Tracking back a year from the end, I had finished the analysis and had well over half the thesis written. I presented some of the findings at a conference in the autumn and thought I‘d be done by Christmas. I’d underestimated how much was still to do by some margin! Some chapters were far from polished, while others were far too big, and it took me until the end of March to get to a full draft. By that point I’d been beavering away for 20-30 hours a week in addition to work, plus trying to be involved in family life. I had a little respite while my supervisors chewed through the draft, then it was another three months of the same. Draft Mark I went through various incarnations until it reached Mark III, and even then there were weeks of tweaking and tuning. Having thought for long periods that I was never going to be done, I worked through a final list of changes and suddenly, it seemed, it was off my desk.

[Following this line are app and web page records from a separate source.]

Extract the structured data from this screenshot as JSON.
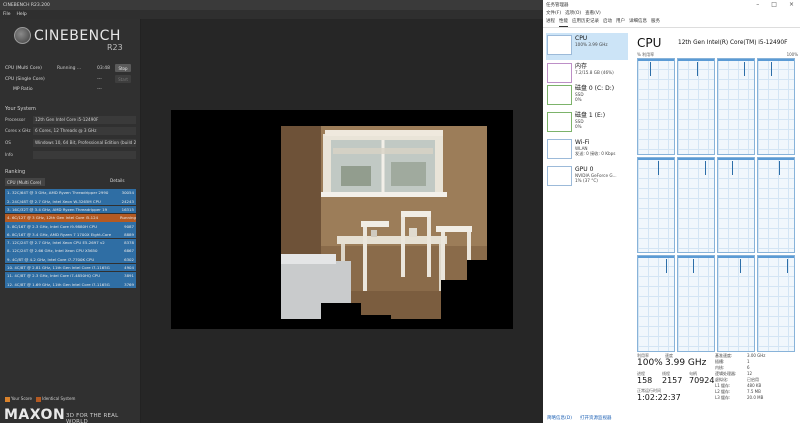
{
  "cinebench": {
    "window_title": "CINEBENCH R23.200",
    "menu": [
      "File",
      "Help"
    ],
    "logo_text": "CINEBENCH",
    "logo_version": "R23",
    "tests": [
      {
        "name": "CPU (Multi Core)",
        "status": "Running ...",
        "time": "03:48",
        "button": "Stop"
      },
      {
        "name": "CPU (Single Core)",
        "status": "",
        "time": "---",
        "button": "Start"
      },
      {
        "name": "MP Ratio",
        "status": "",
        "time": "---",
        "button": ""
      }
    ],
    "system_label": "Your System",
    "system": [
      {
        "key": "Processor",
        "value": "12th Gen Intel Core i5-12490F"
      },
      {
        "key": "Cores x GHz",
        "value": "6 Cores, 12 Threads @ 3 GHz"
      },
      {
        "key": "OS",
        "value": "Windows 10, 64 Bit, Professional Edition (build 2"
      },
      {
        "key": "Info",
        "value": ""
      }
    ],
    "ranking_label": "Ranking",
    "ranking_select": "CPU (Multi Core)",
    "details_label": "Details",
    "ranking": [
      {
        "text": "1. 32C/64T @ 3 GHz, AMD Ryzen Threadripper 2990",
        "score": "30054",
        "color": "#2f6ea4"
      },
      {
        "text": "2. 24C/48T @ 2.7 GHz, Intel Xeon W-3265M CPU",
        "score": "24243",
        "color": "#2f6ea4"
      },
      {
        "text": "3. 16C/32T @ 3.4 GHz, AMD Ryzen Threadripper 19",
        "score": "16315",
        "color": "#2f6ea4"
      },
      {
        "text": "4. 6C/12T @ 3 GHz, 12th Gen Intel Core i5-124",
        "score": "Running ...",
        "color": "#b45a22"
      },
      {
        "text": "5. 8C/16T @ 2.3 GHz, Intel Core i9-9880H CPU",
        "score": "9087",
        "color": "#2f6ea4"
      },
      {
        "text": "6. 8C/16T @ 3.4 GHz, AMD Ryzen 7 1700X Eight-Core",
        "score": "8889",
        "color": "#2f6ea4"
      },
      {
        "text": "7. 12C/24T @ 2.7 GHz, Intel Xeon CPU E5-2697 v2",
        "score": "8378",
        "color": "#2f6ea4"
      },
      {
        "text": "8. 12C/24T @ 2.66 GHz, Intel Xeon CPU X5650",
        "score": "6867",
        "color": "#2f6ea4"
      },
      {
        "text": "9. 4C/8T @ 4.2 GHz, Intel Core i7-7700K CPU",
        "score": "6302",
        "color": "#2f6ea4"
      },
      {
        "text": "10. 4C/8T @ 2.81 GHz, 11th Gen Intel Core i7-1165G",
        "score": "4904",
        "color": "#2f6ea4"
      },
      {
        "text": "11. 4C/8T @ 2.3 GHz, Intel Core i7-4850HQ CPU",
        "score": "3891",
        "color": "#2f6ea4"
      },
      {
        "text": "12. 4C/8T @ 1.69 GHz, 11th Gen Intel Core i7-1165G",
        "score": "3769",
        "color": "#2f6ea4"
      }
    ],
    "legend": [
      {
        "label": "Your Score",
        "color": "#d9822b"
      },
      {
        "label": "Identical System",
        "color": "#b45a22"
      }
    ],
    "maxon": "MAXON",
    "tagline": "3D FOR THE REAL WORLD"
  },
  "taskmgr": {
    "window_title": "任务管理器",
    "menu": [
      "文件(F)",
      "选项(O)",
      "查看(V)"
    ],
    "tabs": [
      "进程",
      "性能",
      "应用历史记录",
      "启动",
      "用户",
      "详细信息",
      "服务"
    ],
    "active_tab": "性能",
    "side": [
      {
        "title": "CPU",
        "sub1": "100% 3.99 GHz",
        "sub2": ""
      },
      {
        "title": "内存",
        "sub1": "7.2/15.8 GB (46%)",
        "sub2": ""
      },
      {
        "title": "磁盘 0 (C: D:)",
        "sub1": "SSD",
        "sub2": "0%"
      },
      {
        "title": "磁盘 1 (E:)",
        "sub1": "SSD",
        "sub2": "0%"
      },
      {
        "title": "Wi-Fi",
        "sub1": "WLAN",
        "sub2": "发送: 0 接收: 0 Kbps"
      },
      {
        "title": "GPU 0",
        "sub1": "NVIDIA GeForce G...",
        "sub2": "1% (37 °C)"
      }
    ],
    "cpu_heading": "CPU",
    "cpu_model": "12th Gen Intel(R) Core(TM) i5-12490F",
    "util_label": "% 利用率",
    "util_max": "100%",
    "stats": {
      "util_label": "利用率",
      "util_value": "100%",
      "speed_label": "速度",
      "speed_value": "3.99 GHz",
      "proc_label": "进程",
      "proc_value": "158",
      "thread_label": "线程",
      "thread_value": "2157",
      "handle_label": "句柄",
      "handle_value": "70924",
      "uptime_label": "正常运行时间",
      "uptime_value": "1:02:22:37"
    },
    "specs": [
      {
        "k": "基准速度:",
        "v": "3.00 GHz"
      },
      {
        "k": "插槽:",
        "v": "1"
      },
      {
        "k": "内核:",
        "v": "6"
      },
      {
        "k": "逻辑处理器:",
        "v": "12"
      },
      {
        "k": "虚拟化:",
        "v": "已启用"
      },
      {
        "k": "L1 缓存:",
        "v": "480 KB"
      },
      {
        "k": "L2 缓存:",
        "v": "7.5 MB"
      },
      {
        "k": "L3 缓存:",
        "v": "20.0 MB"
      }
    ],
    "footer": [
      "简略信息(D)",
      "打开资源监视器"
    ]
  },
  "colors": {
    "accent": "#2f6ea4",
    "tm_graph": "#5b9bd5"
  }
}
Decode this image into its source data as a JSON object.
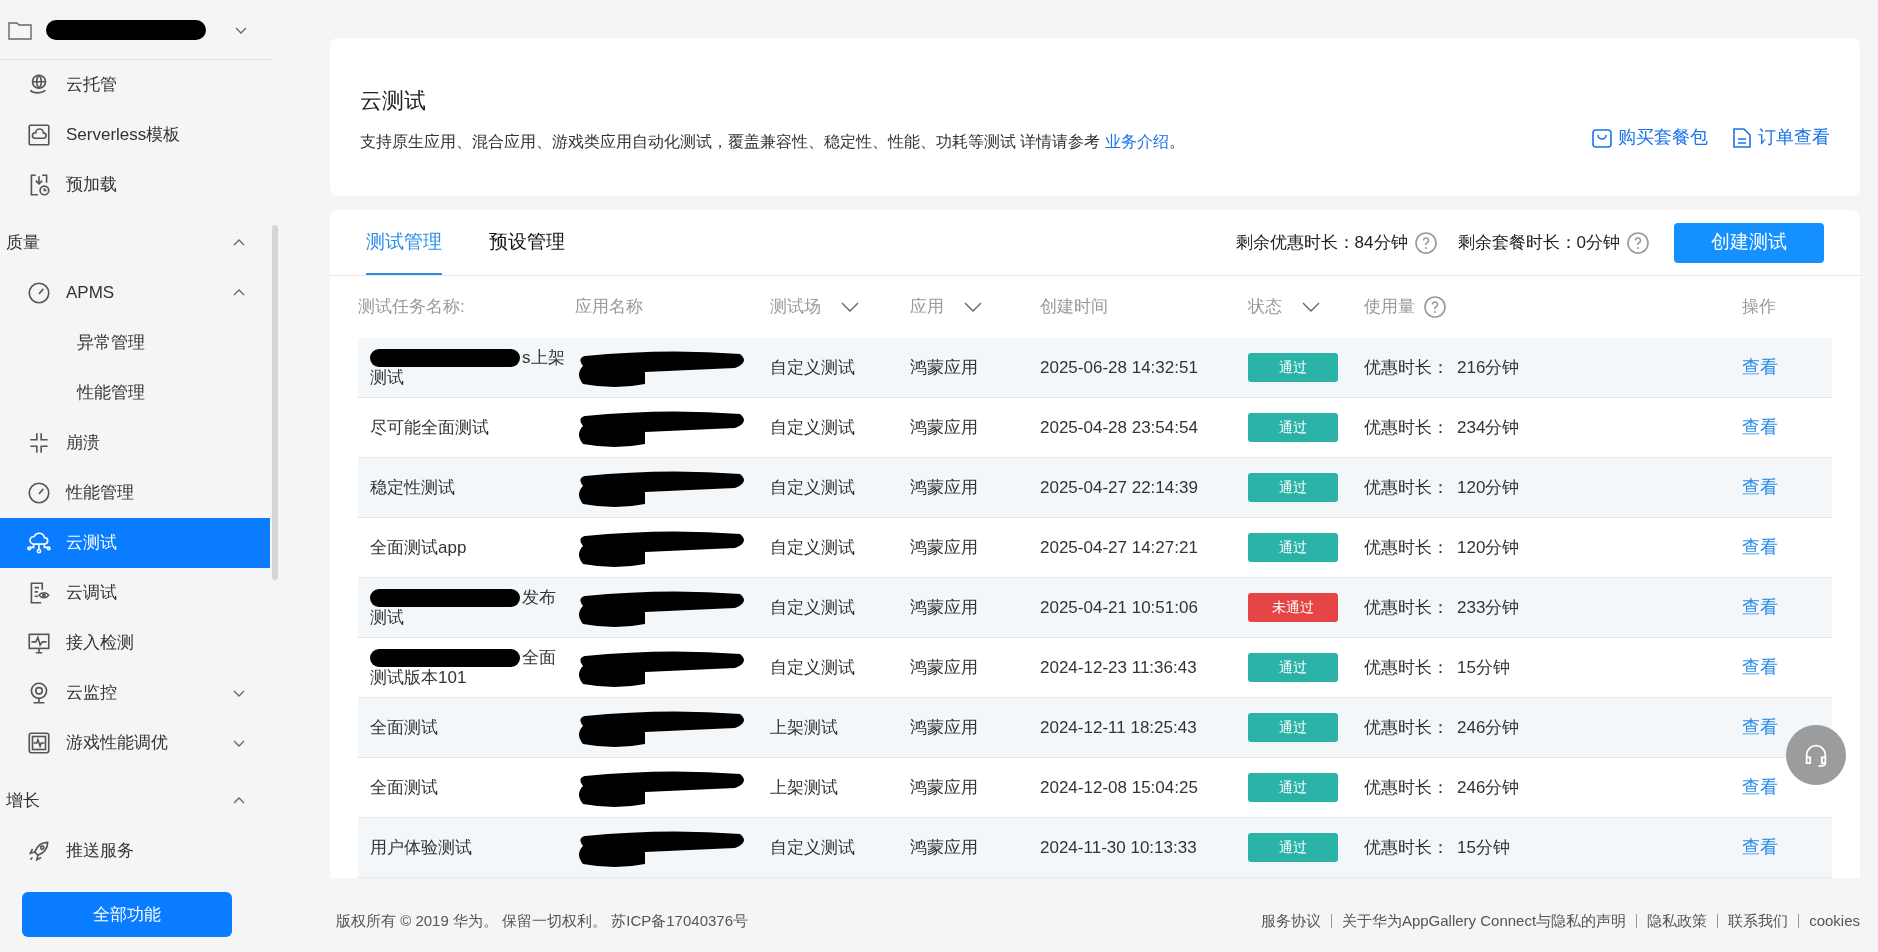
{
  "sidebar": {
    "project": {
      "redacted": true
    },
    "items": [
      {
        "kind": "item",
        "label": "云托管",
        "selected": false
      },
      {
        "kind": "item",
        "label": "Serverless模板",
        "selected": false
      },
      {
        "kind": "item",
        "label": "预加载",
        "selected": false
      },
      {
        "kind": "section",
        "label": "质量",
        "expanded": true
      },
      {
        "kind": "group",
        "label": "APMS",
        "expanded": true
      },
      {
        "kind": "sub",
        "label": "异常管理",
        "selected": false
      },
      {
        "kind": "sub",
        "label": "性能管理",
        "selected": false
      },
      {
        "kind": "item",
        "label": "崩溃",
        "selected": false
      },
      {
        "kind": "item",
        "label": "性能管理",
        "selected": false
      },
      {
        "kind": "item",
        "label": "云测试",
        "selected": true
      },
      {
        "kind": "item",
        "label": "云调试",
        "selected": false
      },
      {
        "kind": "item",
        "label": "接入检测",
        "selected": false
      },
      {
        "kind": "group",
        "label": "云监控",
        "expanded": false
      },
      {
        "kind": "group",
        "label": "游戏性能调优",
        "expanded": false
      },
      {
        "kind": "section",
        "label": "增长",
        "expanded": true
      },
      {
        "kind": "item",
        "label": "推送服务",
        "selected": false
      }
    ],
    "all_button": "全部功能"
  },
  "header": {
    "title": "云测试",
    "description": "支持原生应用、混合应用、游戏类应用自动化测试，覆盖兼容性、稳定性、性能、功耗等测试  详情请参考",
    "link": "业务介绍",
    "link_suffix": "。",
    "actions": [
      "购买套餐包",
      "订单查看"
    ]
  },
  "tabs": [
    {
      "label": "测试管理",
      "selected": true
    },
    {
      "label": "预设管理",
      "selected": false
    }
  ],
  "quota": [
    {
      "label": "剩余优惠时长：84分钟"
    },
    {
      "label": "剩余套餐时长：0分钟"
    }
  ],
  "create_button": "创建测试",
  "table": {
    "columns": [
      {
        "label": "测试任务名称:"
      },
      {
        "label": "应用名称"
      },
      {
        "label": "测试场",
        "filter": true
      },
      {
        "label": "应用",
        "filter": true
      },
      {
        "label": "创建时间"
      },
      {
        "label": "状态",
        "filter": true
      },
      {
        "label": "使用量",
        "help": true
      },
      {
        "label": "操作"
      }
    ],
    "rows": [
      {
        "name_redacted": true,
        "name": [
          "s上架",
          "测试"
        ],
        "app_redacted": true,
        "scene": "自定义测试",
        "app_type": "鸿蒙应用",
        "created": "2025-06-28 14:32:51",
        "status": {
          "kind": "pass",
          "text": "通过"
        },
        "usage_label": "优惠时长：",
        "usage": "216分钟",
        "action": "查看"
      },
      {
        "name_redacted": false,
        "name": [
          "尽可能全面测试"
        ],
        "app_redacted": true,
        "scene": "自定义测试",
        "app_type": "鸿蒙应用",
        "created": "2025-04-28 23:54:54",
        "status": {
          "kind": "pass",
          "text": "通过"
        },
        "usage_label": "优惠时长：",
        "usage": "234分钟",
        "action": "查看"
      },
      {
        "name_redacted": false,
        "name": [
          "稳定性测试"
        ],
        "app_redacted": true,
        "scene": "自定义测试",
        "app_type": "鸿蒙应用",
        "created": "2025-04-27 22:14:39",
        "status": {
          "kind": "pass",
          "text": "通过"
        },
        "usage_label": "优惠时长：",
        "usage": "120分钟",
        "action": "查看"
      },
      {
        "name_redacted": false,
        "name": [
          "全面测试app"
        ],
        "app_redacted": true,
        "scene": "自定义测试",
        "app_type": "鸿蒙应用",
        "created": "2025-04-27 14:27:21",
        "status": {
          "kind": "pass",
          "text": "通过"
        },
        "usage_label": "优惠时长：",
        "usage": "120分钟",
        "action": "查看"
      },
      {
        "name_redacted": true,
        "name": [
          "发布",
          "测试"
        ],
        "app_redacted": true,
        "scene": "自定义测试",
        "app_type": "鸿蒙应用",
        "created": "2025-04-21 10:51:06",
        "status": {
          "kind": "fail",
          "text": "未通过"
        },
        "usage_label": "优惠时长：",
        "usage": "233分钟",
        "action": "查看"
      },
      {
        "name_redacted": true,
        "name": [
          "全面",
          "测试版本101"
        ],
        "app_redacted": true,
        "scene": "自定义测试",
        "app_type": "鸿蒙应用",
        "created": "2024-12-23 11:36:43",
        "status": {
          "kind": "pass",
          "text": "通过"
        },
        "usage_label": "优惠时长：",
        "usage": "15分钟",
        "action": "查看"
      },
      {
        "name_redacted": false,
        "name": [
          "全面测试"
        ],
        "app_redacted": true,
        "scene": "上架测试",
        "app_type": "鸿蒙应用",
        "created": "2024-12-11 18:25:43",
        "status": {
          "kind": "pass",
          "text": "通过"
        },
        "usage_label": "优惠时长：",
        "usage": "246分钟",
        "action": "查看"
      },
      {
        "name_redacted": false,
        "name": [
          "全面测试"
        ],
        "app_redacted": true,
        "scene": "上架测试",
        "app_type": "鸿蒙应用",
        "created": "2024-12-08 15:04:25",
        "status": {
          "kind": "pass",
          "text": "通过"
        },
        "usage_label": "优惠时长：",
        "usage": "246分钟",
        "action": "查看"
      },
      {
        "name_redacted": false,
        "name": [
          "用户体验测试"
        ],
        "app_redacted": true,
        "scene": "自定义测试",
        "app_type": "鸿蒙应用",
        "created": "2024-11-30 10:13:33",
        "status": {
          "kind": "pass",
          "text": "通过"
        },
        "usage_label": "优惠时长：",
        "usage": "15分钟",
        "action": "查看"
      }
    ]
  },
  "footer": {
    "copyright": "版权所有 © 2019 华为。 保留一切权利。 苏ICP备17040376号",
    "links": [
      "服务协议",
      "关于华为AppGallery Connect与隐私的声明",
      "隐私政策",
      "联系我们",
      "cookies"
    ]
  }
}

One of the big problems for me over this period was not knowing where the finishing line was. Trying to work out what ‘enough’ might look like is pretty hard. Your supervisors have a good idea, but it is a tricky thing to articulate. Overall, in addition to the thesis being original and your own work, it has to be presented as a coherent, appropriately justified argument, and you need to know where it sits in the field/literature. These are big questions, and I’ve broken them down in more detail elsewhere: see ‘Unpacking the viva’ at ddubdrahcir.wordpress.com.

After submitting in July, I left it alone it for over a month. I needed to reconnect with family life, sleep, and revel in not feeling guilty for loafing about aimlessly in my free time. Free time! A few weeks before the viva, I read it through again. This was initially not very helpful, in that — in addition to the typos — I’d had time to reflect on the whole from a distance; you can’t do this just before submission because you’re too close, too caught up in the detail. I spent a few days worrying about how I could — should — have improved it, and one piece of advice really helped. This was that a PhD was always imperfect. It is supposed to be as far as you can go in the given time frame, and if you tried to perfect it, you’d never hand it in.

By the morning of the viva, I’d worked through rafts of potential questions and felt that I could answer them with confidence. Looking back, this was when I somehow knew that I’d (probably) pass; being able to field those questions made me realise the scale, depth and nuance I’d achieved in the thesis. The chief remaining question was the extent of the corrections: how much would be left to do? I was comfortable in the knowledge that I could have done some things differently; being aware of the pros and cons of all of your decisions over the lifecycle of the project is a key part of the process, not a sign of failure. I spent the morning talking it all through with a friend, and this warm-up — without any pressure — really helped. By the time I walked into the viva itself I was internally contorted with apprehensive tension, but then it got going and I was too busy thinking on my feet to have space for nerves. The defence took about two hours, although it felt like far less. The first half was heavy going and very challenging, but after a while it developed into something more conversational, a healthy exchange and discussion. After a brief break at the end, I was invited back in, was told I’d passed, and had pretty minor corrections.

The corrections took a (very long) day and now, a month after the viva, it has sunk in. At first I couldn’t believe that it was over, that this ‘thing’ I’d been gestating for years no longer needed any attention. I also missed it. There are publications and presentations to come, but the thesis itself is finished. Having it behind you is a serious fillip, a sign of being accepted into the academic ranks. It goes some way to assuaging the ‘imposter syndrome’ that I felt most of the way through my doctorate, that I was woefully short of some of the stuff I was reading, and my unmasking as an imbecile could come any minute. I’m still a little self-conscious about being ‘Dr Budd’, not quite used to wearing it, but it’s a marker of having changed. I’m intellectually unrecognisable from the person who walked into my first supervision meeting, and that’s the point of the whole exercise.